Gabriele Cecconi: TiàWùK

Gabriele Cecconi: TiàWùK


GUP Author

Patrycja Rozwora


Gabriele Cecconi

Gabriele Cecconi (b. 1985, Italy) is concerned with the socio-political and environmental issues of our time but also the relation between culture and power, specifically its representation in the visual arts.

For his latest project, TiàWùK, Cecconi introduces a fictional planet located in close proximity to Earth. As we learn, in an impressive short period of time, “TiàWùK has become one of the richest planets in the universe” and, according to incomplete information, “the planet has recently been colonised due to the discovery of a secret source of energy.”

The project, TiàWùK, aims to explore the relation between the inner and the outer world. It touches on a social environment which is deeply conditioned by the material world, seemingly functioning as an illusionary compensation for psychological disorders.

This all sounds very intriguing and we decided to ask Cecconi a few questions about it.

Do you consider yourself a documentary photographer? 

This is an interesting question relating to my identity as a photographer and as a human being. I started to develop an interest in art and photography only at the age of twenty-seven, after finishing the law school. Through photography, I got to discover a hidden part of myself, reconnecting with my sensitive side.

Knowing very little about photography, my first point of reference was traditional photojournalism and documentary photography. However, during the past two years, I started to work without any boundaries. So, despite calling myself a documentary photographer, my practice is constantly changing and evolving.

The title of your project, when read backwards, states: KuWaiT. Was this indeed an intended connection and if so, why? Is there a political motive?

Yes, indeed. Kuwait is the place I chose for this project. All the data, even if presented in a fictional way is the actual data coming from the State of Kuwait.

Back in 2018 I came across Kuwait and learned about the stateless community Bidoon living there without an official citizenship since the countries’ independence.

Kuwait is one of the most under-represented countries in the Gulf area. After discovering the oil wells in 1934, within a short period of time, Kuwait became one of the biggest exporters of oil in the Gulf. Before that, Kuwait was divided among fishermen and Bedouins. Nowadays, the country suffers from harsh environmental conditions: during summer it is one of the hottest places on earth, most of the land consist of deserts with scarcity of water reserves, only 2% of the countries soil is cultivable, and due to the bad air quality a high rate of Kuwaits population suffers from cancer.

Historically Kuwait has gained its independency from Great Britain only in 1961. Then in the 1990s the region has experienced a strong influence from the the USA due to the Gulf War. The North American economic and social model has taken roots in Kuwait, offering a way of living that was difficult to implement into to the traditional Islamic culture and traditions.

In my project, I introduce the concept of “economical fantasy”: showing the power of wealth and the fantasy of a material world.
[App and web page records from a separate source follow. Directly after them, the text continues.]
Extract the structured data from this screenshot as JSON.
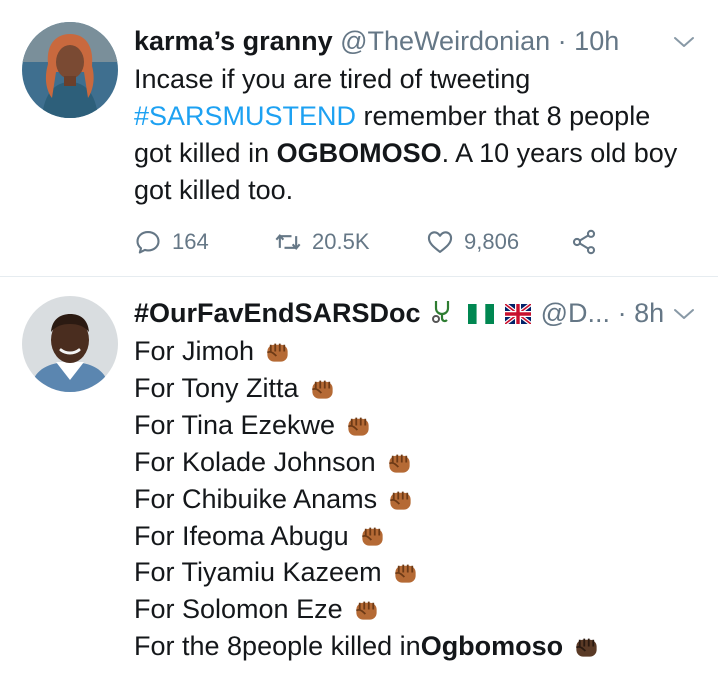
{
  "tweet1": {
    "display_name": "karma’s granny",
    "handle": "@TheWeirdonian",
    "separator": "·",
    "time": "10h",
    "text_line1": "Incase if you are tired of tweeting",
    "hashtag": "#SARSMUSTEND",
    "text_line2_rest": " remember that 8 people",
    "text_line3_pre": "got killed in ",
    "text_line3_bold": "OGBOMOSO",
    "text_line3_post": ". A 10 years old boy",
    "text_line4": "got killed too.",
    "replies": "164",
    "retweets": "20.5K",
    "likes": "9,806",
    "icons": [
      "chevron-down-icon",
      "reply-icon",
      "retweet-icon",
      "like-icon",
      "share-icon"
    ]
  },
  "tweet2": {
    "display_name": "#OurFavEndSARSDoc",
    "handle": "@D...",
    "separator": "·",
    "time": "8h",
    "lines": [
      "For Jimoh",
      "For Tony Zitta",
      "For Tina Ezekwe",
      "For Kolade Johnson",
      "For Chibuike Anams",
      "For Ifeoma Abugu",
      "For Tiyamiu Kazeem",
      "For Solomon Eze"
    ],
    "last_line_pre": "For the 8people killed in ",
    "last_line_bold": "Ogbomoso",
    "icons": [
      "stethoscope-icon",
      "nigeria-flag-icon",
      "uk-flag-icon",
      "raised-fist-icon",
      "chevron-down-icon"
    ]
  },
  "colors": {
    "link_blue": "#1da1f2",
    "secondary_gray": "#657786",
    "divider": "#e6ecf0",
    "text": "#14171a"
  }
}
I met and confronted myself with a few psychologist and psychiatrists working in Kuwait who confirmed my observations – the rapid economic growth has caused all kinds of mental issues among the population.

Your photographic compositions include objects and colours that seem to have a specific symbolic reference. Is that a deliberate strategy within the outline of this concept?

During my first trip to Kuwait, I felt overwhelmed by the surreal look of the city – which was quite different from what I knew. That strong impression (which reconnected with my passion for science fiction literature and movies) gave me the sense of the direction in my research.

The main conceptual and aesthetic guideline was to move between reality and fiction to give back to the absurdity of the situation as it stood in front of my eyes. For example, the picture of the horse with a fake coliseum in the background is quite simple in terms of framing and composition (I just put myself in front of the scene) but it carries a strong message of how one specific cultural artefact has been implemented into another, totally different culture.

How do you see this project further evolve? What would be the ultimate form for it?

As I am becoming more aware of the art world, I think any form of exposure can be beneficial for further development. That said, I want my work to be fluid and adaptable to various format and exhibition platforms. Despite my love for photo books, I was not yet ready to present it in that form. My priority now is applying for grants that will hopefully cover my future trips to TiàWùk (Kuwait).

I consider my work successful when my images gain emotional attention from the audience and open a space for reflections and questions. A good image, same as a good book, adds something to the massive flow of information, pulling one out from the loop of the constant repetition.

Gabriele Cecconi was one of the Open Call Winners of Photo Is:rael 2020. The theme for this years edition was Transformation. This interview was conducted is the context a media partnership between GUP Magazine and PHOTO IS:RAEL festival.